Andrew Jackson won more popular and electoral votes than
any other candidate, but he did not win a majority, so the election
was thrown into the House of Representatives. Clay, the Speaker
of the House, backed Adams for the presidency and helped ensure Adams’s
victory. In return, Adams rewarded Clay by making him secretary
of state. Jackson and his supporters saw this backroom deal-making
as a political conspiracy and denounced it as a “corrupt bargain.”
Adams in Office
Adams’ presidency was shadowed by an uncooperative Congress.
Unlike Adams, who advocated a loose reading of the Constitution,
most in Congress were strict constructionists, favoring states’
rights over central power. Congress thus rejected all of Adams’s
proposals for federally funded internal improvements, a national
system of roads and canals, higher tariffs, and federal schools.
That Adams was considered unpleasant and refused to engage in political
maneuvering—trading favors and distributing patronage—did not win him
any support, either.
The Democratic Party
The factions within the Republican Party that arose in
1824 became the foundation of a new political party. Jackson’s supporters,
led by Martin Van Buren and John C. Calhoun (who

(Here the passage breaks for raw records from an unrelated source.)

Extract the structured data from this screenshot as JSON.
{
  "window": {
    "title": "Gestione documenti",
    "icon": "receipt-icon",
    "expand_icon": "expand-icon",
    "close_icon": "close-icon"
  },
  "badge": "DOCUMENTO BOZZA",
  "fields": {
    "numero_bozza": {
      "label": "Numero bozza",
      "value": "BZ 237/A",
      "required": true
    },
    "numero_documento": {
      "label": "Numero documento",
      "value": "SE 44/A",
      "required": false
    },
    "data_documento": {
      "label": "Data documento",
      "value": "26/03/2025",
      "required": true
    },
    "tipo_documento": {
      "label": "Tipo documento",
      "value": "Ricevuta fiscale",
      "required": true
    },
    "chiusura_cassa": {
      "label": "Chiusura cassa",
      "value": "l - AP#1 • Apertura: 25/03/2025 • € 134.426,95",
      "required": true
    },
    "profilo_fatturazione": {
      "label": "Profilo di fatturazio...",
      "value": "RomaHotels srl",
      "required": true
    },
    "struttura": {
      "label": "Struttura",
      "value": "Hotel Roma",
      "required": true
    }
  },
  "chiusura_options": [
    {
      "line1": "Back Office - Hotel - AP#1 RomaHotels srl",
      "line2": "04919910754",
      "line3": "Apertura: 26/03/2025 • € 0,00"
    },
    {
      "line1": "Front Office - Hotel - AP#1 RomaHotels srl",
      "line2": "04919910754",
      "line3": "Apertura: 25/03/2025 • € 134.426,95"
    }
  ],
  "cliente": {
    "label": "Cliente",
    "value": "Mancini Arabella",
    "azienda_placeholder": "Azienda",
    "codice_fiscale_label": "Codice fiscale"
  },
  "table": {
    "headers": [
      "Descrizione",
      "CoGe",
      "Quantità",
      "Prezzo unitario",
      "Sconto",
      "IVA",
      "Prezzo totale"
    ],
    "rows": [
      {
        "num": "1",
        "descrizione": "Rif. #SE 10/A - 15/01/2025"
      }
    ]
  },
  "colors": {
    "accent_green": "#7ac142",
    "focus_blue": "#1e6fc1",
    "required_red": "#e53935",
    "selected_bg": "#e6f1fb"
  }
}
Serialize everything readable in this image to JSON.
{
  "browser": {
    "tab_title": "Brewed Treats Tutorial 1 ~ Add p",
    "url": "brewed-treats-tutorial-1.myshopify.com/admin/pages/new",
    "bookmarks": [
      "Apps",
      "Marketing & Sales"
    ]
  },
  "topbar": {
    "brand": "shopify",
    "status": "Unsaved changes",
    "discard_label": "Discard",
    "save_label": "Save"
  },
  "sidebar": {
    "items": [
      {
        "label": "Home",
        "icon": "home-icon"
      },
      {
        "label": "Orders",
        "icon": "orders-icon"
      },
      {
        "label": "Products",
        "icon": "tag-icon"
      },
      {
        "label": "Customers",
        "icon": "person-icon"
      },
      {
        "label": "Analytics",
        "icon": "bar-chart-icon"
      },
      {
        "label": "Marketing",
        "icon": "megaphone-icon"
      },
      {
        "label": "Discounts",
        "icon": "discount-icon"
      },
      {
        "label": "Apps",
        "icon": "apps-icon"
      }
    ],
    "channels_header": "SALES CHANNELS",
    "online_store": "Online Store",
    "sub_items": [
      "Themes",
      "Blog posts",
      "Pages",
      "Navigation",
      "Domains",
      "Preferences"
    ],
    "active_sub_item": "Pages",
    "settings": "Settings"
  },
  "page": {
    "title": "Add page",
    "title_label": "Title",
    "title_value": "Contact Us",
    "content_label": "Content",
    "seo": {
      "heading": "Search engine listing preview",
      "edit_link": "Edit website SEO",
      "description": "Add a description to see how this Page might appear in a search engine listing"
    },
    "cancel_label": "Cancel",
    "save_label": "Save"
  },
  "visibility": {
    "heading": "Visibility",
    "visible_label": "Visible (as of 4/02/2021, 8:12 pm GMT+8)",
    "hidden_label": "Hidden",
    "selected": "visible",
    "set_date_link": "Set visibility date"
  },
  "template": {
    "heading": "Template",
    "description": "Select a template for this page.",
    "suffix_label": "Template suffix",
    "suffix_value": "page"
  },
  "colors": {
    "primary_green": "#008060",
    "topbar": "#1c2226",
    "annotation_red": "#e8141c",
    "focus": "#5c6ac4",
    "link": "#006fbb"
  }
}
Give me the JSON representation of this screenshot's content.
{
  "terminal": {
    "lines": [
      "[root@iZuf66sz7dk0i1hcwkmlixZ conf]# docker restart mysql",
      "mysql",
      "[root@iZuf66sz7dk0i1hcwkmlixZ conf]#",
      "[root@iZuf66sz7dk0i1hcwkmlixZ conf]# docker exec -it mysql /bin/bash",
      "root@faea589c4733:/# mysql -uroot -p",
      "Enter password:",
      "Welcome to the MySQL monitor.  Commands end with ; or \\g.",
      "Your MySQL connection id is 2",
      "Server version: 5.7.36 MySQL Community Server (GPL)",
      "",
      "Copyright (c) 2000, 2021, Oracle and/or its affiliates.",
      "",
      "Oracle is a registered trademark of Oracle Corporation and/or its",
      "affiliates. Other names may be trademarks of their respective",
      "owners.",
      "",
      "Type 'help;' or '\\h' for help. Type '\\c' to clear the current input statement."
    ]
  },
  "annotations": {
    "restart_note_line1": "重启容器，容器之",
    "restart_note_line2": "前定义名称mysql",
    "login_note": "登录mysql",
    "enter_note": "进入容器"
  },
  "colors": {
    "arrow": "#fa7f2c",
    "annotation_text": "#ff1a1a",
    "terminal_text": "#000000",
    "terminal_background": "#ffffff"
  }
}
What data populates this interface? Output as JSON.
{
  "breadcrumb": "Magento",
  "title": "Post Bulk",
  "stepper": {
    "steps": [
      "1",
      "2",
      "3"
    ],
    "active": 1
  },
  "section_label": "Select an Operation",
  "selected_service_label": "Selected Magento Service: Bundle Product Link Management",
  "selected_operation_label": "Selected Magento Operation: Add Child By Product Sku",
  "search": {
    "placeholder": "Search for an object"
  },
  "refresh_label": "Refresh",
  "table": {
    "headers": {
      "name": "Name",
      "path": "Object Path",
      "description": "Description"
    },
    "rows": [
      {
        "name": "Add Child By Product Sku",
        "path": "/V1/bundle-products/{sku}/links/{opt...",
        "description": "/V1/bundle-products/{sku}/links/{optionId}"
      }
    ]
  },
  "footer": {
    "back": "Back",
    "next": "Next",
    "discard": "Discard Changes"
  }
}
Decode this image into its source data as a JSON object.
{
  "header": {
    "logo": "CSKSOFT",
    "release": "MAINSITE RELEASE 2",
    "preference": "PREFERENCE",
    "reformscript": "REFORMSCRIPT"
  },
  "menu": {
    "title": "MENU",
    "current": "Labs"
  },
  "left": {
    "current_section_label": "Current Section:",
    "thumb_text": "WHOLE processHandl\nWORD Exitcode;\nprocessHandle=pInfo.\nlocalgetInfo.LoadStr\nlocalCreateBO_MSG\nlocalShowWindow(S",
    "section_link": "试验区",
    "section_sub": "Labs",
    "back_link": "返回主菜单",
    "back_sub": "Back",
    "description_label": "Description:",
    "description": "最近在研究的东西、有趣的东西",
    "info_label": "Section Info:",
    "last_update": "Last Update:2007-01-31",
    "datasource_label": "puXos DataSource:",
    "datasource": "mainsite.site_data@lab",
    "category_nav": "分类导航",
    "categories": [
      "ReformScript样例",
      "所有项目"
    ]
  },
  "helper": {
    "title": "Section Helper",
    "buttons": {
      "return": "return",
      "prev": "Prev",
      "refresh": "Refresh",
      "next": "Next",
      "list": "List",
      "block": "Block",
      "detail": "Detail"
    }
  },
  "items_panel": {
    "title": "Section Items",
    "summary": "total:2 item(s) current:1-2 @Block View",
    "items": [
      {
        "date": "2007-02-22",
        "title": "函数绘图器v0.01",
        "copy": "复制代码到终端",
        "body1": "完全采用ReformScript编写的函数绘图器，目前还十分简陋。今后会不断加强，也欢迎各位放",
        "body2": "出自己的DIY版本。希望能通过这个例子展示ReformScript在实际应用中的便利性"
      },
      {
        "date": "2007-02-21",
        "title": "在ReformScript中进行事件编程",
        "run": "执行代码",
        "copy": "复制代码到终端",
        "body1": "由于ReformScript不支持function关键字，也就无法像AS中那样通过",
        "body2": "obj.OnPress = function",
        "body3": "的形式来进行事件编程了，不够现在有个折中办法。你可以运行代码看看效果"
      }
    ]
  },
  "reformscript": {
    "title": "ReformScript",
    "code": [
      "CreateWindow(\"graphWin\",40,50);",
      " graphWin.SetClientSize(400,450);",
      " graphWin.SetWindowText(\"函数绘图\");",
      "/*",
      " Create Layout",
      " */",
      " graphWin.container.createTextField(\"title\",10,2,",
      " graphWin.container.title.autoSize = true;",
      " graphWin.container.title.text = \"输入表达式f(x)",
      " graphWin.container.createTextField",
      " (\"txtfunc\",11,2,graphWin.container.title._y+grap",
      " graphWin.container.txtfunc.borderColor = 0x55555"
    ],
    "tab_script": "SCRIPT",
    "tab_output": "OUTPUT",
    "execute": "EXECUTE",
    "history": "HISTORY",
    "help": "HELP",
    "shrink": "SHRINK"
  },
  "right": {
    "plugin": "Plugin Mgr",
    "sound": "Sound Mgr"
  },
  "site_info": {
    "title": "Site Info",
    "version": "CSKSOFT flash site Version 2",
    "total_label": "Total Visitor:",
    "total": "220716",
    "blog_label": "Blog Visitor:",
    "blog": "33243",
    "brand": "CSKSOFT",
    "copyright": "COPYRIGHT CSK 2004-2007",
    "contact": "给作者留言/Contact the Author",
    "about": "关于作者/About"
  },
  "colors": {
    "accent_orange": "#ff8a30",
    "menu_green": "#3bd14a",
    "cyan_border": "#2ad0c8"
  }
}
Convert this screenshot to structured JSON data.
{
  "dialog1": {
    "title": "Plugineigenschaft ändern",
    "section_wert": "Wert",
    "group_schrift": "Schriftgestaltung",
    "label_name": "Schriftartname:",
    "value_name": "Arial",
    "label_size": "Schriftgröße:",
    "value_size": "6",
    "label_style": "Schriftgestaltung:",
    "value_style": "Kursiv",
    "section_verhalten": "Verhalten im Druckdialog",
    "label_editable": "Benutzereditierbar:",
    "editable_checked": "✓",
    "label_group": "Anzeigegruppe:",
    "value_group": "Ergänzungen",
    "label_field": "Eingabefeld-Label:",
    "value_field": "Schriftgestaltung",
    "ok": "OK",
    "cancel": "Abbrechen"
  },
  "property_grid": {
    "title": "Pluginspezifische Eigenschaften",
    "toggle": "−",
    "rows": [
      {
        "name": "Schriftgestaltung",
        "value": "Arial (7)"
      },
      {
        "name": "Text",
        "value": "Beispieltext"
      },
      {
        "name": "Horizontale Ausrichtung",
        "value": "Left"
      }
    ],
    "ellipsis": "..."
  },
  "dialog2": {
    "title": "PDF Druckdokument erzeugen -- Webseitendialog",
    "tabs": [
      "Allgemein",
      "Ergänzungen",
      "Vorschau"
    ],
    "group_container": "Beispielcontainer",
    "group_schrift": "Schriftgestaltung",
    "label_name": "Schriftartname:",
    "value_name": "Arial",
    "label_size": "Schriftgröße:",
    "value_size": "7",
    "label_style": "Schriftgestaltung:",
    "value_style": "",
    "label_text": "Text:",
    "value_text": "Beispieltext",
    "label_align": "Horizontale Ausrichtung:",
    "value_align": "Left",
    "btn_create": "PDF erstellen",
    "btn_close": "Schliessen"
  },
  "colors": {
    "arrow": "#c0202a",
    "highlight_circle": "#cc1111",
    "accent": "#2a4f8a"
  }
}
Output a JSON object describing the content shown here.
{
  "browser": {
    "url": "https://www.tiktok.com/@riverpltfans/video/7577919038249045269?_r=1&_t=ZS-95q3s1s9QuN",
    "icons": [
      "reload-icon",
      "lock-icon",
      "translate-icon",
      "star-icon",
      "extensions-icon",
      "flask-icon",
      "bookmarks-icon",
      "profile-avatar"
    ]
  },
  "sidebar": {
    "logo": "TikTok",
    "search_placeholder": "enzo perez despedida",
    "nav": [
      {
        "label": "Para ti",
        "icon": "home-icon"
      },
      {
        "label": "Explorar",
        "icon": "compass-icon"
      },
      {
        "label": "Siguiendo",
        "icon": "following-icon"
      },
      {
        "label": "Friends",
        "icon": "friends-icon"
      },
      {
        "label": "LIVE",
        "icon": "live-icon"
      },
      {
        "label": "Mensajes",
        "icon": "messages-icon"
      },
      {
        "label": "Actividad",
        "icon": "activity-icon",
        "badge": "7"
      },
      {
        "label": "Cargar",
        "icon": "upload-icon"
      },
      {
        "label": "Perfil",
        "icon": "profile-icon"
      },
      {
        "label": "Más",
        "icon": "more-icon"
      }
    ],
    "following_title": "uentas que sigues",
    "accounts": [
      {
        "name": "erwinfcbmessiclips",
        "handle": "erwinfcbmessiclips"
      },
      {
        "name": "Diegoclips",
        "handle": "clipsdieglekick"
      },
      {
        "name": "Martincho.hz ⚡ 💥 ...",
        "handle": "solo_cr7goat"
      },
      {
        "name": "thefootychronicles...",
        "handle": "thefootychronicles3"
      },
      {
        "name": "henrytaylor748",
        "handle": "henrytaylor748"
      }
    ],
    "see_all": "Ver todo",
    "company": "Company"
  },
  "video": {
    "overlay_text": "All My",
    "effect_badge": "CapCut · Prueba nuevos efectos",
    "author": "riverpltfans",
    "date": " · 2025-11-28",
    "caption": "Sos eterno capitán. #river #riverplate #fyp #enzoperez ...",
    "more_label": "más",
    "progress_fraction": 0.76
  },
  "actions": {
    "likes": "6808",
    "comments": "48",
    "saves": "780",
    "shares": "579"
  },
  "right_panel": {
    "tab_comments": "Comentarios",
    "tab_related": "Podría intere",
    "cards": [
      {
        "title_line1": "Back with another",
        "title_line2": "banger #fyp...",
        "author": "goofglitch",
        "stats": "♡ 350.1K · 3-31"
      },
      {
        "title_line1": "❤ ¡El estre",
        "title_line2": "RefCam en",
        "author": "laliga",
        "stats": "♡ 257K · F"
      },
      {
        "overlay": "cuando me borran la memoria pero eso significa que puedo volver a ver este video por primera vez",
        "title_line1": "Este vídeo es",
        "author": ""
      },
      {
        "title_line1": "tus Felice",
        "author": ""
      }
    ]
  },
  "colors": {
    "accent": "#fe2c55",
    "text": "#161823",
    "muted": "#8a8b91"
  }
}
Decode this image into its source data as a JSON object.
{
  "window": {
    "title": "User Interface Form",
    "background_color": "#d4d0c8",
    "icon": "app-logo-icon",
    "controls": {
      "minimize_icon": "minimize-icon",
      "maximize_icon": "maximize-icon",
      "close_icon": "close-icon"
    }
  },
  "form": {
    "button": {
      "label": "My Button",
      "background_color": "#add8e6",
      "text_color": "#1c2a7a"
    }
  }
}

was also Adams’ vice president), rallied together and formed what
became known as the Democratic Party. Angered over
Jackson’s loss in 1824, Democrats chose to nominate Jackson for
president in 1828. The opposition, now known as the National
Republican Party, supported Adams for re-election.
Democrats portrayed Jackson as a hero of the common man
and states’ rights, and Adams as an aloof aristocrat. This campaign
tactic worked. Jackson swept 56 percent of the popular vote. Just
as important, the election returns revealed the nation’s growing
sectionalism: Adams won much of the New England vote, while Jackson
carried the South and Southwest.
The new two-party system reflected a sectional
split within the United States. The South and West supported Jackson’s
Democrats, while the North sided with Adams and the National Republicans.